Exercise objective:
Going through the entries below, tally the lines that hold the word "обучение" and state the result alone.

[Records drawn from a dataset]
****************************************
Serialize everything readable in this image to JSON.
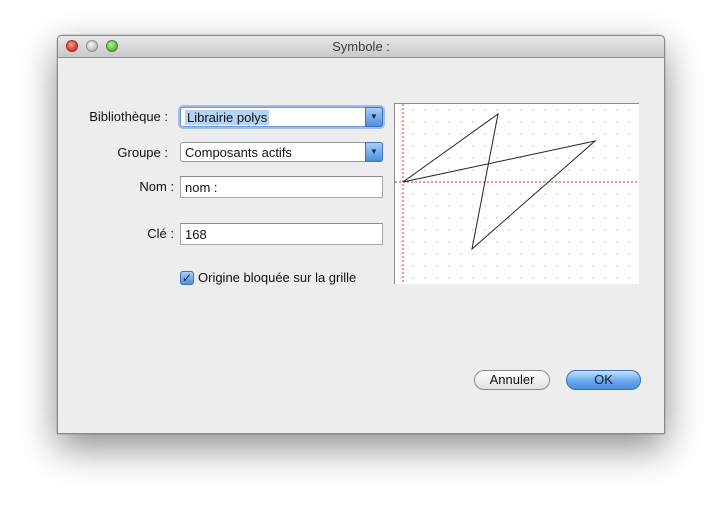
{
  "window": {
    "title": "Symbole :"
  },
  "form": {
    "library_label": "Bibliothèque :",
    "library_value": "Librairie polys",
    "group_label": "Groupe :",
    "group_value": "Composants actifs",
    "name_label": "Nom :",
    "name_value": "nom :",
    "key_label": "Clé :",
    "key_value": "168",
    "origin_checkbox_label": "Origine bloquée sur la grille",
    "origin_checked": true
  },
  "buttons": {
    "cancel": "Annuler",
    "ok": "OK"
  },
  "icons": {
    "popup_arrow": "chevron-down-icon",
    "checkmark": "checkmark-icon"
  },
  "colors": {
    "accent": "#4d8fe0",
    "origin_axis": "#e03030",
    "grid_dot": "#9a9a9a",
    "shape_stroke": "#222222"
  }
}
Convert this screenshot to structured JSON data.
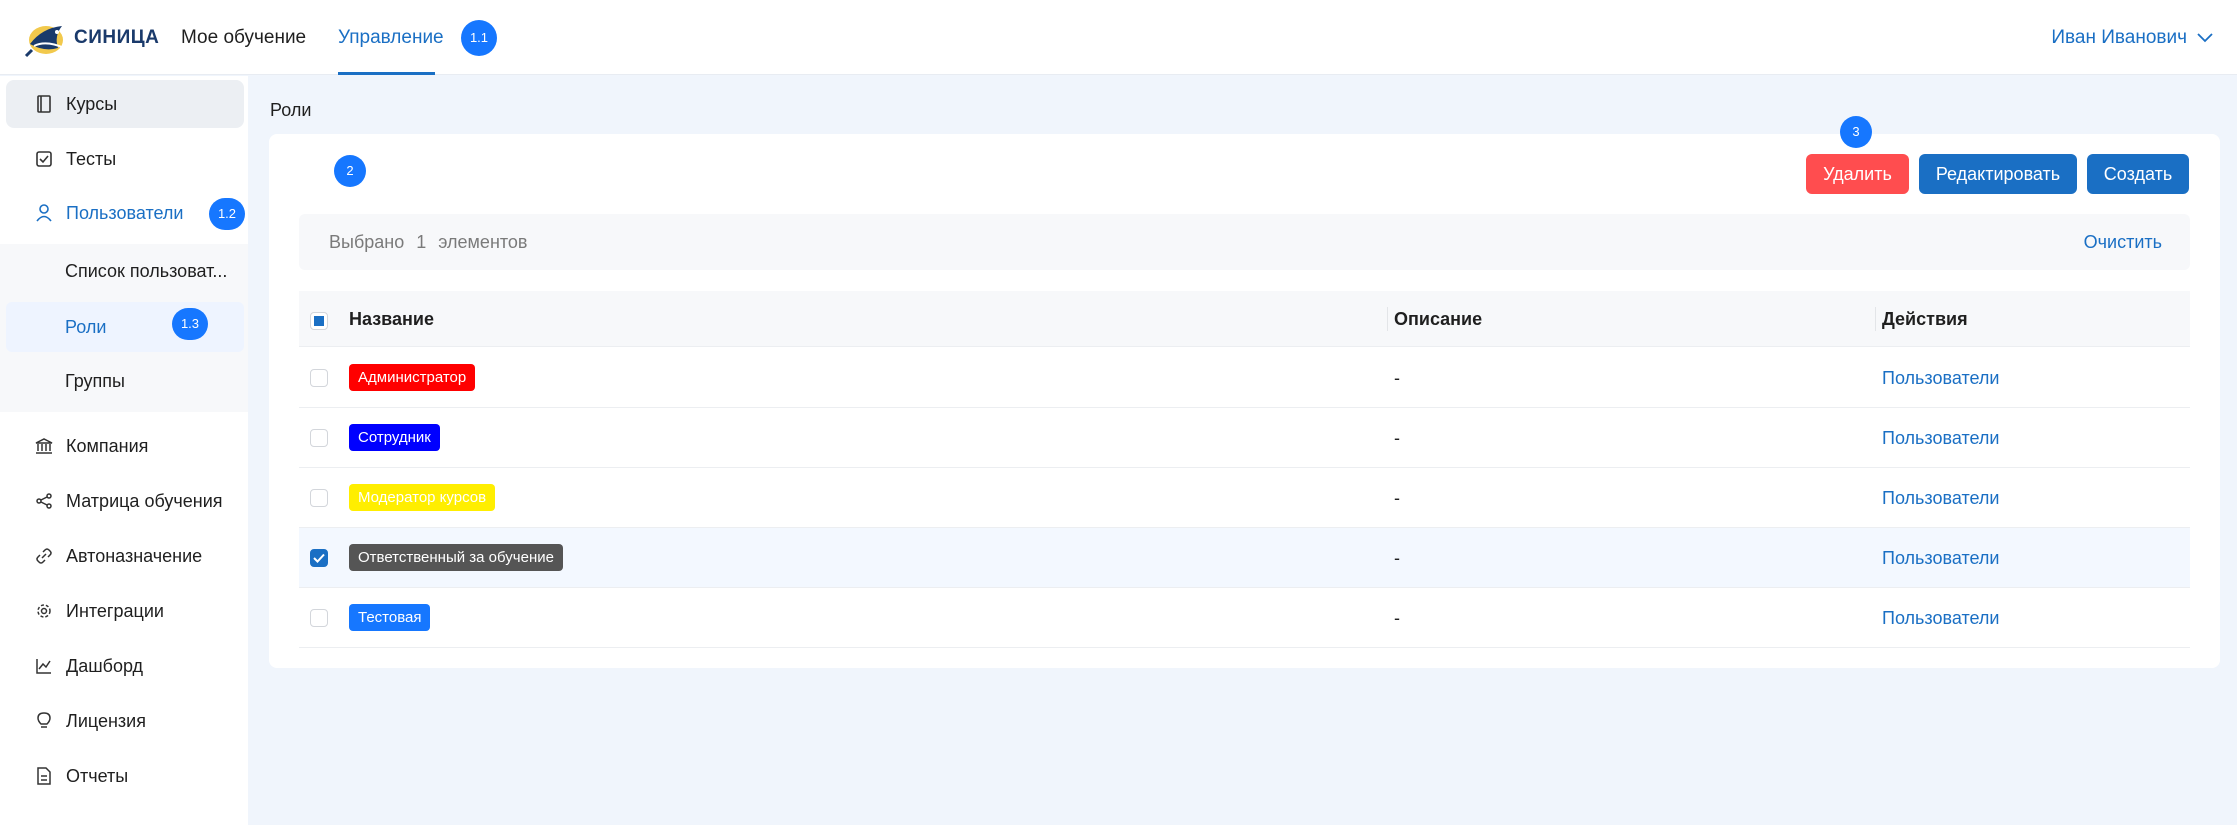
{
  "header": {
    "logo_text": "СИНИЦА",
    "nav": [
      {
        "label": "Мое обучение"
      },
      {
        "label": "Управление"
      }
    ],
    "badge_1": "1.1",
    "user_name": "Иван Иванович"
  },
  "sidebar": {
    "items": [
      {
        "label": "Курсы"
      },
      {
        "label": "Тесты"
      },
      {
        "label": "Пользователи"
      },
      {
        "label": "Компания"
      },
      {
        "label": "Матрица обучения"
      },
      {
        "label": "Автоназначение"
      },
      {
        "label": "Интеграции"
      },
      {
        "label": "Дашборд"
      },
      {
        "label": "Лицензия"
      },
      {
        "label": "Отчеты"
      }
    ],
    "users_badge": "1.2",
    "submenu": [
      {
        "label": "Список пользоват..."
      },
      {
        "label": "Роли"
      },
      {
        "label": "Группы"
      }
    ],
    "roles_badge": "1.3"
  },
  "breadcrumb": "Роли",
  "toolbar": {
    "badge_2": "2",
    "badge_3": "3",
    "delete_label": "Удалить",
    "edit_label": "Редактировать",
    "create_label": "Создать"
  },
  "selection": {
    "prefix": "Выбрано",
    "count": "1",
    "suffix": "элементов",
    "clear_label": "Очистить"
  },
  "table": {
    "columns": [
      "Название",
      "Описание",
      "Действия"
    ],
    "rows": [
      {
        "name": "Администратор",
        "color": "#ff0000",
        "description": "-",
        "action": "Пользователи",
        "checked": false
      },
      {
        "name": "Сотрудник",
        "color": "#0000ff",
        "description": "-",
        "action": "Пользователи",
        "checked": false
      },
      {
        "name": "Модератор курсов",
        "color": "#ffee00",
        "description": "-",
        "action": "Пользователи",
        "checked": false
      },
      {
        "name": "Ответственный за обучение",
        "color": "#555555",
        "description": "-",
        "action": "Пользователи",
        "checked": true
      },
      {
        "name": "Тестовая",
        "color": "#1677ff",
        "description": "-",
        "action": "Пользователи",
        "checked": false
      }
    ]
  },
  "colors": {
    "accent": "#1a6fc4",
    "danger": "#ff4d4f",
    "badge": "#1677ff"
  }
}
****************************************
Response:
2